■ **WORK ORDER**: Within the listing below, please show every line carrying the string "icon".

■ **RECORDS FOR PROCESSING**:
=======

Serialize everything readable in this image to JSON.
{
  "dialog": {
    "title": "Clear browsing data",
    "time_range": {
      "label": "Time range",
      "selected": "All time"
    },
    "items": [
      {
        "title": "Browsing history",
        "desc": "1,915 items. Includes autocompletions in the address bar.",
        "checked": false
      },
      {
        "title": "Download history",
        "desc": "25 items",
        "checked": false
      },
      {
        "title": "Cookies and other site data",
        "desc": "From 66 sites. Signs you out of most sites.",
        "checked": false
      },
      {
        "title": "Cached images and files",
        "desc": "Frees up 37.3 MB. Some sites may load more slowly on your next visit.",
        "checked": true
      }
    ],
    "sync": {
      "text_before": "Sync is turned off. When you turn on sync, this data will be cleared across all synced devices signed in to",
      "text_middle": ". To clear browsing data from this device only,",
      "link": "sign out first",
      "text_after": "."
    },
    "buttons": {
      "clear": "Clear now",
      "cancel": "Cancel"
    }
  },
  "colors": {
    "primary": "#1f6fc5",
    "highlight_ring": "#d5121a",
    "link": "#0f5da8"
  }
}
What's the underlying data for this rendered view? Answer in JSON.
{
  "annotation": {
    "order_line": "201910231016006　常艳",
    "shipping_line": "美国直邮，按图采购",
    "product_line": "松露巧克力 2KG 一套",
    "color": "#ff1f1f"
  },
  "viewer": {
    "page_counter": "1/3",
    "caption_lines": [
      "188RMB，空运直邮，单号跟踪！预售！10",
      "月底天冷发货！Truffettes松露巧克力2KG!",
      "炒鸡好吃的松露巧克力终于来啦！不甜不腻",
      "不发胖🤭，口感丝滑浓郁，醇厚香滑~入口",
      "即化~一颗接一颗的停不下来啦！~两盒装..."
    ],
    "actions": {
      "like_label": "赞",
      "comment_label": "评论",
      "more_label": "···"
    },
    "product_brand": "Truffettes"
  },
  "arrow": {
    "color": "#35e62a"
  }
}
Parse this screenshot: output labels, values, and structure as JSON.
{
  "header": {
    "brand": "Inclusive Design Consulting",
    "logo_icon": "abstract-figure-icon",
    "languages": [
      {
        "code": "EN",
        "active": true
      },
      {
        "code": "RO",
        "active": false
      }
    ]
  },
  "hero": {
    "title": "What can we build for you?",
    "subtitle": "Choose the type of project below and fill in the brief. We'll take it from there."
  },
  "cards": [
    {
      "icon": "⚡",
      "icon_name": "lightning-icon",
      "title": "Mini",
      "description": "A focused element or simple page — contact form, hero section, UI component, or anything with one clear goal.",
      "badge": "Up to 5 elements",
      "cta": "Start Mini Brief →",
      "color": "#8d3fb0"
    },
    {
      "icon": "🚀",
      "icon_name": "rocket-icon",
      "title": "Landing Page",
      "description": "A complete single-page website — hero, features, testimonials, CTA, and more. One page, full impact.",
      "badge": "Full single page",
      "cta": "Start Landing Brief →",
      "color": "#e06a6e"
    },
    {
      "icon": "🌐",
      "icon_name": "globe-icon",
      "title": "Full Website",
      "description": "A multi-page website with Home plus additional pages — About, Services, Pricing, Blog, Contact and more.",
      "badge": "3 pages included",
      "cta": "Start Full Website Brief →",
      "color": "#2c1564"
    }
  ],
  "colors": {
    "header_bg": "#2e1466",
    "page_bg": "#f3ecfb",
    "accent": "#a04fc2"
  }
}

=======

■ **EXERCISE ANSWER**:
    "logo_icon": "abstract-figure-icon",
      "icon": "⚡",
      "icon_name": "lightning-icon",
      "icon": "🚀",
      "icon_name": "rocket-icon",
      "icon": "🌐",
      "icon_name": "globe-icon",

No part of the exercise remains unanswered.